# [Material for the task]
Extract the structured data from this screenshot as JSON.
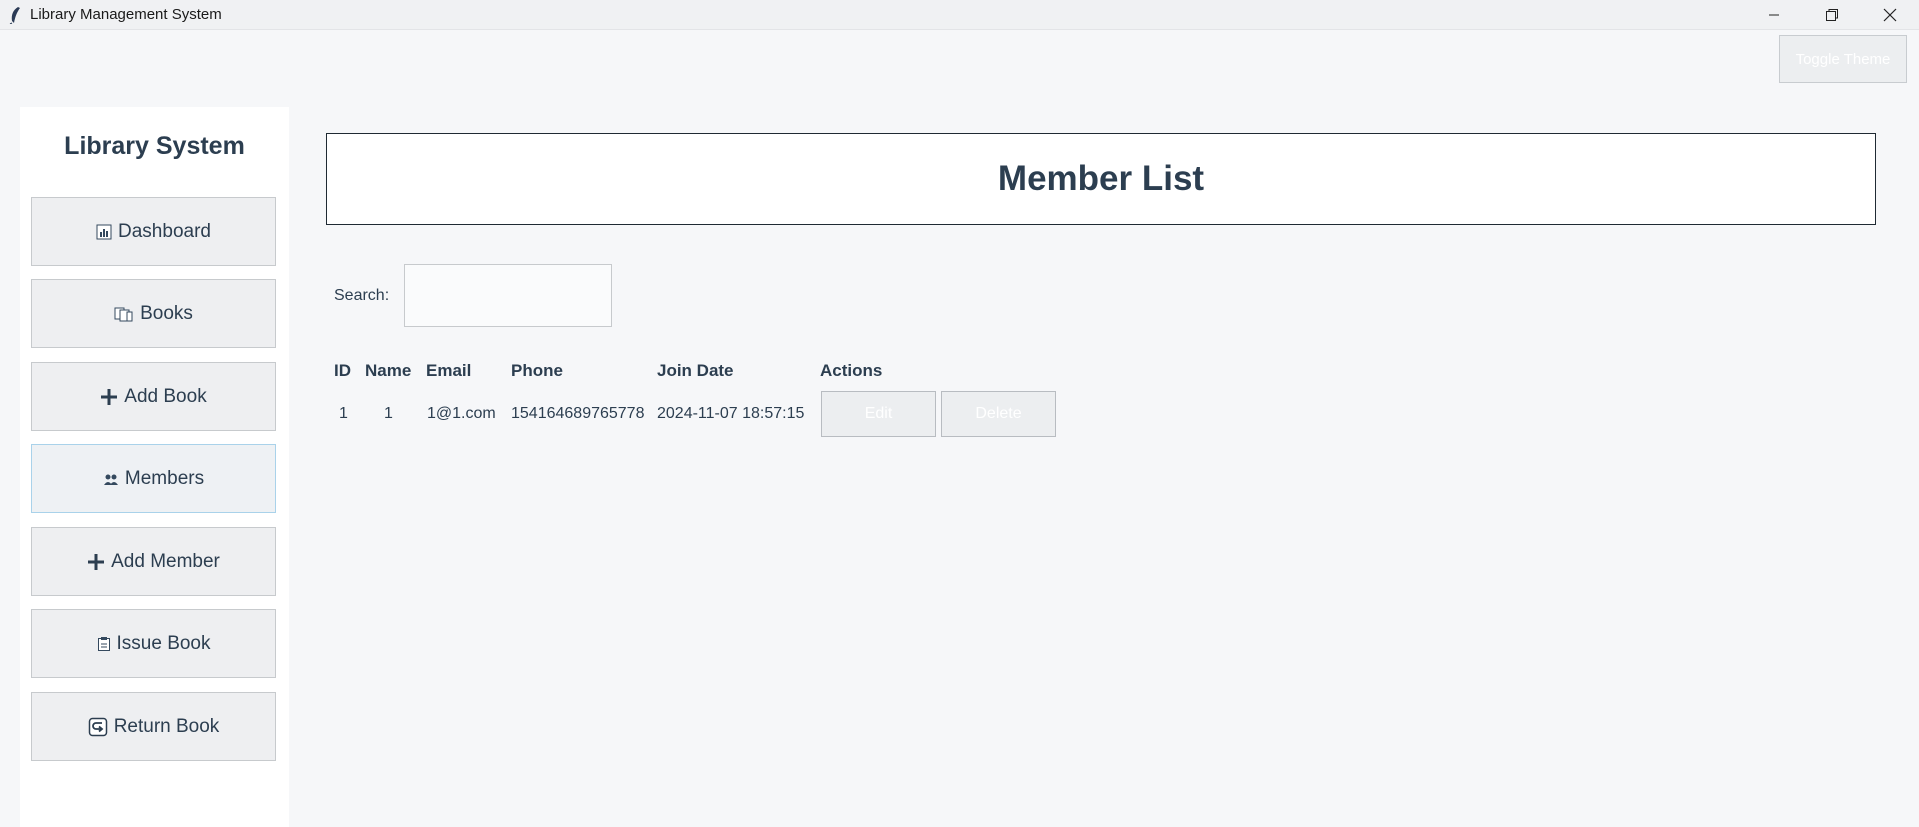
{
  "window": {
    "title": "Library Management System"
  },
  "toolbar": {
    "toggle_theme_label": "Toggle Theme"
  },
  "sidebar": {
    "title": "Library System",
    "items": [
      {
        "label": "Dashboard",
        "icon": "bar-chart-icon"
      },
      {
        "label": "Books",
        "icon": "books-icon"
      },
      {
        "label": "Add Book",
        "icon": "plus-icon"
      },
      {
        "label": "Members",
        "icon": "members-icon",
        "active": true
      },
      {
        "label": "Add Member",
        "icon": "plus-icon"
      },
      {
        "label": "Issue Book",
        "icon": "clipboard-icon"
      },
      {
        "label": "Return Book",
        "icon": "return-icon"
      }
    ]
  },
  "main": {
    "title": "Member List",
    "search": {
      "label": "Search:",
      "value": "",
      "placeholder": ""
    },
    "table": {
      "headers": [
        "ID",
        "Name",
        "Email",
        "Phone",
        "Join Date",
        "Actions"
      ],
      "rows": [
        {
          "id": "1",
          "name": "1",
          "email": "1@1.com",
          "phone": "154164689765778",
          "join_date": "2024-11-07 18:57:15",
          "edit_label": "Edit",
          "delete_label": "Delete"
        }
      ]
    }
  },
  "colors": {
    "text": "#2c3e50",
    "active_border": "#a9d2ea",
    "page_background": "#f6f7f9"
  }
}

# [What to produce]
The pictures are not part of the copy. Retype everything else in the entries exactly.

# [Solution below]
Extract the structured data from this screenshot as JSON.
{
  "window": {
    "title": "Library Management System"
  },
  "toolbar": {
    "toggle_theme_label": "Toggle Theme"
  },
  "sidebar": {
    "title": "Library System",
    "items": [
      {
        "label": "Dashboard",
        "icon": "bar-chart-icon"
      },
      {
        "label": "Books",
        "icon": "books-icon"
      },
      {
        "label": "Add Book",
        "icon": "plus-icon"
      },
      {
        "label": "Members",
        "icon": "members-icon",
        "active": true
      },
      {
        "label": "Add Member",
        "icon": "plus-icon"
      },
      {
        "label": "Issue Book",
        "icon": "clipboard-icon"
      },
      {
        "label": "Return Book",
        "icon": "return-icon"
      }
    ]
  },
  "main": {
    "title": "Member List",
    "search": {
      "label": "Search:",
      "value": "",
      "placeholder": ""
    },
    "table": {
      "headers": [
        "ID",
        "Name",
        "Email",
        "Phone",
        "Join Date",
        "Actions"
      ],
      "rows": [
        {
          "id": "1",
          "name": "1",
          "email": "1@1.com",
          "phone": "154164689765778",
          "join_date": "2024-11-07 18:57:15",
          "edit_label": "Edit",
          "delete_label": "Delete"
        }
      ]
    }
  },
  "colors": {
    "text": "#2c3e50",
    "active_border": "#a9d2ea",
    "page_background": "#f6f7f9"
  }
}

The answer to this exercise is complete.